Office For Lay Collaboration In Ministry
The lay apostolate, individual or collective, must be set in its true place within the apostolate of the whole Church. Union with those whom the Holy Spirit has appointed to rule the Church of God (cf.acts 20:28) is an essential element of the Christian Apostolate. Not less necessary is the collaboration among the different undertakings of the apostolate; it is the hierarchy’s place to put proper system into this collaboration. (AA,23) -Vatican II Decree on the Laity.
Spiritual Director's Message
The month of October in the Church has a focus on “Mission”, and “Mission Sunday”. The Church is missionary by nature, and she invites everyone to be engaged in God’s mission.
OLCM News Desk
For the Diocese of Bombay, July 23rd 2016, was an unusual Saturday as 20 lay leaders from across the diocese walked into Sarvodaya, Goregoan. It was the beginning of yet another batch of IMFE which began by invoking the Lord in our midst and an inaugural ceremony lead...
The OLCM Training at our Parish was held on 21st July, 2016 with 45 representatives from the Cells and Associations attending. Melwyn and Reuben from the OLCM conducted the training for us. Melwyn explained the difference between ‘Hierarchical’ and ‘Charismatic’...

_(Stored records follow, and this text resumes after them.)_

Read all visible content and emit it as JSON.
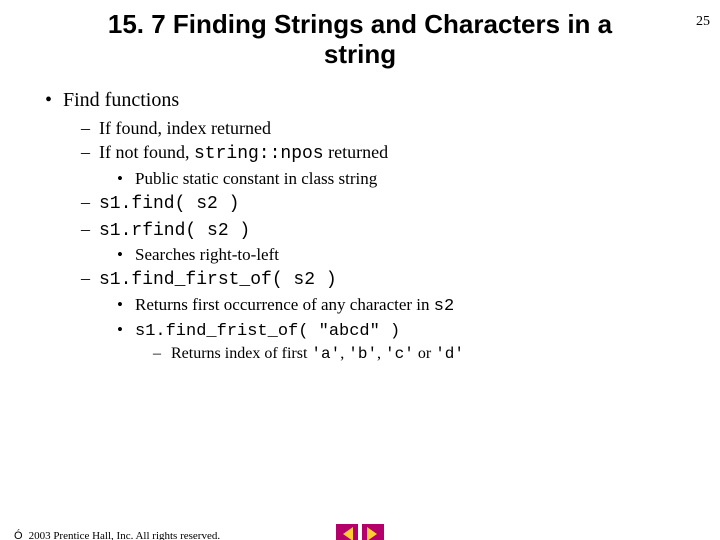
{
  "page_number": "25",
  "title_line1": "15. 7  Finding Strings and Characters in a",
  "title_line2": "string",
  "b1": "Find functions",
  "b1a": "If found, index returned",
  "b1b_pre": "If not found, ",
  "b1b_code": "string::npos",
  "b1b_post": " returned",
  "b1b_i": "Public static constant in class string",
  "b1c_code": "s1.find( s2 )",
  "b1d_code": "s1.rfind( s2 )",
  "b1d_i": "Searches right-to-left",
  "b1e_code": "s1.find_first_of( s2 )",
  "b1e_i_pre": "Returns first occurrence of any character in ",
  "b1e_i_code": "s2",
  "b1e_ii_code": "s1.find_frist_of( \"abcd\" )",
  "b1e_ii_a_pre": "Returns index of first ",
  "b1e_ii_a_c1": "'a'",
  "b1e_ii_a_s1": ", ",
  "b1e_ii_a_c2": "'b'",
  "b1e_ii_a_s2": ", ",
  "b1e_ii_a_c3": "'c'",
  "b1e_ii_a_s3": " or ",
  "b1e_ii_a_c4": "'d'",
  "footer": "2003 Prentice Hall, Inc. All rights reserved."
}
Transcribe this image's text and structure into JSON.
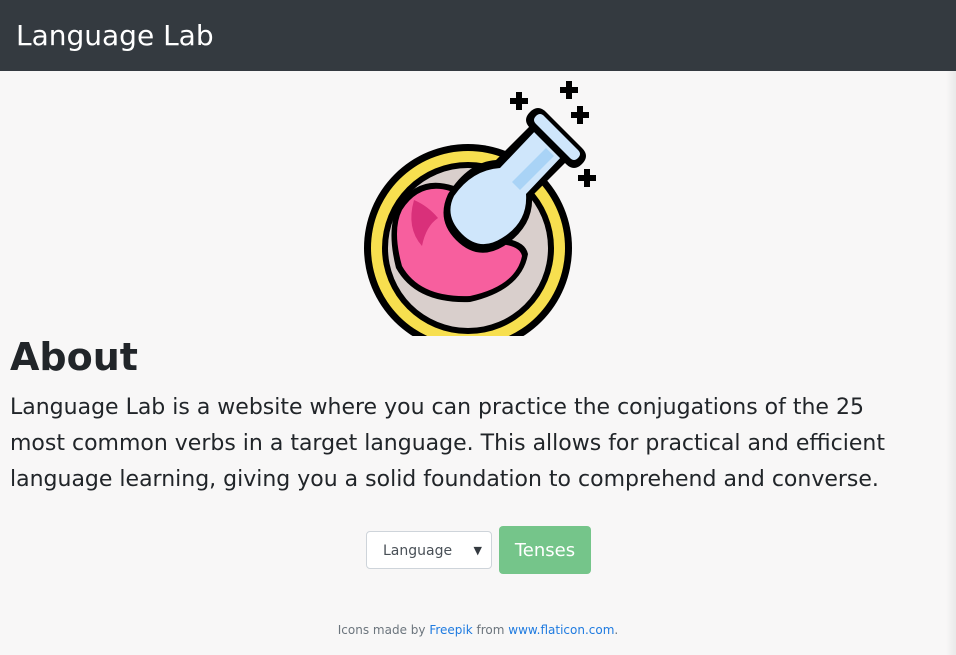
{
  "navbar": {
    "brand": "Language Lab"
  },
  "logo": {
    "icon": "potion-flask-icon",
    "colors": {
      "ring": "#f7df4f",
      "liquid": "#f75f9e",
      "glass": "#cfe6fb",
      "outline": "#000000"
    }
  },
  "about": {
    "title": "About",
    "text": "Language Lab is a website where you can practice the conjugations of the 25 most common verbs in a target language. This allows for practical and efficient language learning, giving you a solid foundation to comprehend and converse."
  },
  "controls": {
    "language_select": {
      "selected": "Language",
      "caret": "▼"
    },
    "tenses_button": {
      "label": "Tenses",
      "color": "#75c58a"
    }
  },
  "footer": {
    "prefix": "Icons made by",
    "author_link": "Freepik",
    "middle": "from",
    "site_link": "www.flaticon.com",
    "suffix": "."
  }
}
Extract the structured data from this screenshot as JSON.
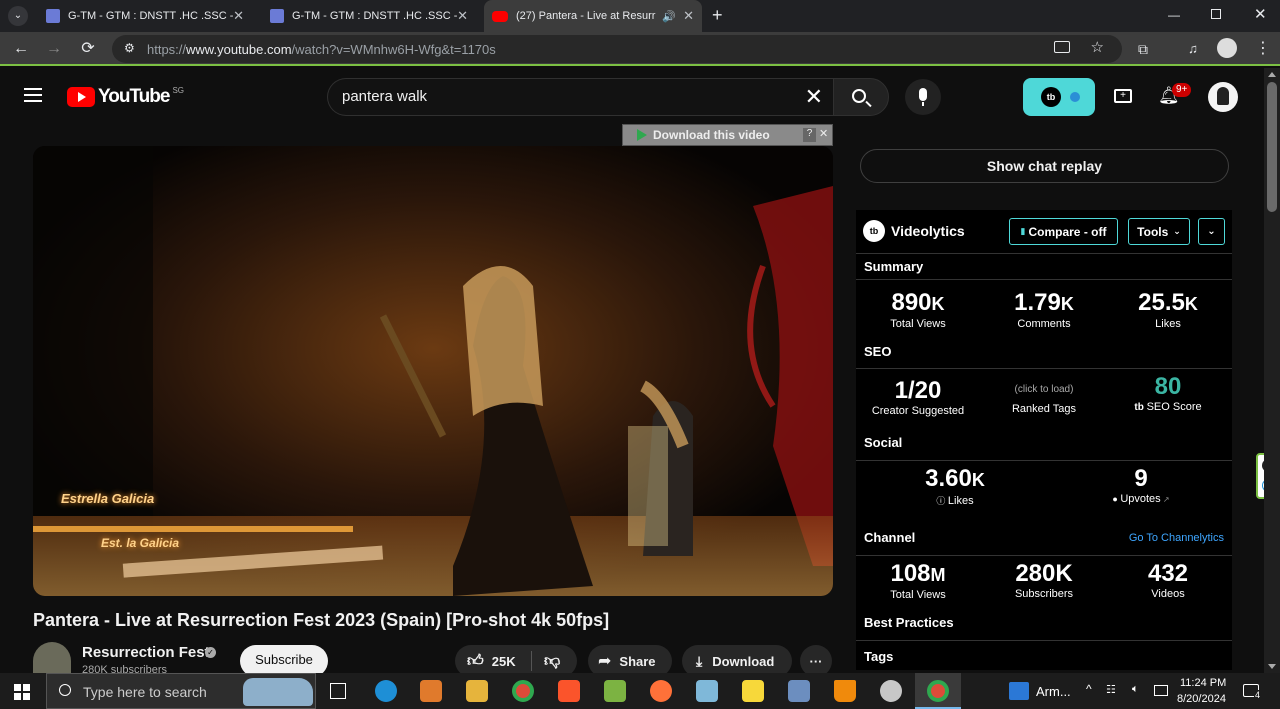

In his homily for Pentecost, even as the Holy Father brought the curtains down on the Easter Season, he launched us into the ordinary season with a clarion call to live as God’s Children: “ The central purpose of Jesus’s mission, the Holy Father preached, which...
Please download and refer to the sign up form below. IMFE handout
Meditation for the Day
There are so many needy people who hunger—but not for bread, they have plenty of bread—but for God! Go there, to tell this truth: Jesus Christ is the Lord and he saves you. But always go and touch the flesh of Christ! The Gospel cannot be preached purely intellectually: the Gospel is truth but it is also love and it is also beauty! And this is truly the joy of the Gospel!
The joy of the risen Lord is the sunshine of our Father’s love. The joy of Jesus is the hope of eternal happiness. The joy of Jesus is the flame of burning love. Easter is this joy. However, you cannot have joy without sacrifice. That is why Good Friday comes before Easter.
–from the book: Thirsting for God: Daily Meditations
Saint of the Day
Image: Founders of the Order of Servites | Rosselli Matteo.
Seven Founders of the Servite Order
Saint of the Day for February 17
The Story of the Seven Founders of the Servite Order
Can you imagine seven prominent men of Boston or Denver banding together, leaving their homes and professions, and going into solitude for a life directly given to God? That is what happened in the cultured and prosperous city of Florence in the middle of the 13th century. The city was torn with political strife as well as the heresy of the Cathari, who believed that physical reality was inherently evil. Morals were low and religion seemed meaningless.
In 1240, seven noblemen of Florence mutually decided to withdraw from the city to a solitary place for prayer and direct service of God. Their initial difficulty was providing for their dependents, since two were still married and two were widowers.
Their aim was to lead a life of penance and prayer, but they soon found themselves disturbed by constant visitors from Florence. They next withdrew to the deserted slopes of Monte Senario.
In 1244, under the direction of St. Peter of Verona, O.P., this small group adopted a religious habit similar to the Dominican habit, choosing to live under the Rule of St. Augustine and adopting the name of the Servants of Mary. The new Order took a form more like that of the mendicant friars than that of the older monastic Orders.
Members of the community came to the United States from Austria in 1852 and settled in New York and later in Philadelphia. The two American provinces developed from the foundation made by Father Austin Morini in 1870 in Wisconsin.
Community members combined monastic life and active ministry. In the monastery, they led a life of prayer, work and silence while in the active apostolate they engaged in parochial work, teaching, preaching, and other ministerial activities.
The time in which the seven Servite founders lived is very easily comparable to the situation in which we find ourselves today. It is “the best of times and the worst of times,” as Dickens once wrote. Some, perhaps many, feel called to a countercultural life, even in religion. All of us are faced in a new and urgent way with the challenge to make our lives decisively centered in Christ.